Separate the strawberries into portions, fill the freezer bags or containers, and remove any air from them. Too much air. Strawberries are different in that you must remove the hulls (the green cap) after washing, but otherwise the same as other berries.

See this page for easy strawberry jam and preserves recipes and complete directions. To freeze blueberries, see this page (there are a few differences). Directions for Freezing Strawberries Ingredients.

Prepare a full sun, well-draining garden plot with 3 inches (8 cm.) of compost dug into a inch (30 cm.) depth. Also, work in 1 pound of fertilizer for each square feet (30 m.) of the bed.

Soak the bare root strawberry plants for 20 minutes in a bucket of water. Tristar will give you berries virtually all summer, until frost. The summer crop will be lighter, but the spring and fall crops will both be full-size.

Tristar has wonderful color and flavor. Slice off the green tops and hull the strawberries so you preserve as much of the fruit as possible.

Leave very small strawberries whole and cut larger berries into halves or quarters. Spread the cleaned, whole or sliced strawberries in a single layer on a baking sheet or on plates. Place the fruit in the freezer, uncovered, for two hours. In order to keep bare-root strawberries alive just long enough to make it to their new homes, the nurseries will wrap the roots in moistened paper, put them in moisture-tight plastic bags, put them in their shipping boxes, and then store them in freezers below freezing.

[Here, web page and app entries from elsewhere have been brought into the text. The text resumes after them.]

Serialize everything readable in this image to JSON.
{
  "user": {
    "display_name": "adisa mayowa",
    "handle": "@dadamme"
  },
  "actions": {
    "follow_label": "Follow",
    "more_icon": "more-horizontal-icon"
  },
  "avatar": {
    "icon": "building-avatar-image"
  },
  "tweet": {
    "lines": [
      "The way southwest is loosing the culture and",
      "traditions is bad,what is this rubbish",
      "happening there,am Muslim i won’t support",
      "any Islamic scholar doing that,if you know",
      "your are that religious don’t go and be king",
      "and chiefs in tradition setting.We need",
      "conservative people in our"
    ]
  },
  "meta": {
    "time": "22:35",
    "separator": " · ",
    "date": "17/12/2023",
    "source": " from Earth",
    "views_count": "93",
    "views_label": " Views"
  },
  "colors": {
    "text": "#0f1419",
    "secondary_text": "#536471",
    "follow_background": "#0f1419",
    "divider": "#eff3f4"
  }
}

The plants are then shipped so that the recipient will get them on a Friday. If you have primocane-fruiting erect blackberries, cut all canes off just above the ground in the late winter for the best fruit.

In the summer, when the primocanes are 3½ feet tall, removed the top 6 inches. The primocanes will branch, thereby producing larger yields in the fall.

Make sure to leave enough space in-between berries so they freeze individually. Wait for a little while to allow the strawberries to completely freeze solid, then take the cookie sheet out of the freezer and tap on the counter to loosen the berries.Another fun way to freeze strawberries is in ice cube trays.

Wash your strawberries. Remove those tops and place in a blender. Add 1 tsp of lemon juice and blend until smooth. Wash your strawberries. Remove those tops and place in a blender. Add 1 tsp of lemon juice and blend until smooth.

Pour into ice cube trays. Strawberries are easy to freeze. Always pick strawberries that have bright red color, fresh-looking green caps and a firm texture. Strawberries do not ripen after they have been picked, but you should use your berries as soon as possible, whether you eat them fresh or freeze them.

Before freezing discard mushy or spoiled berries. Leave the caps.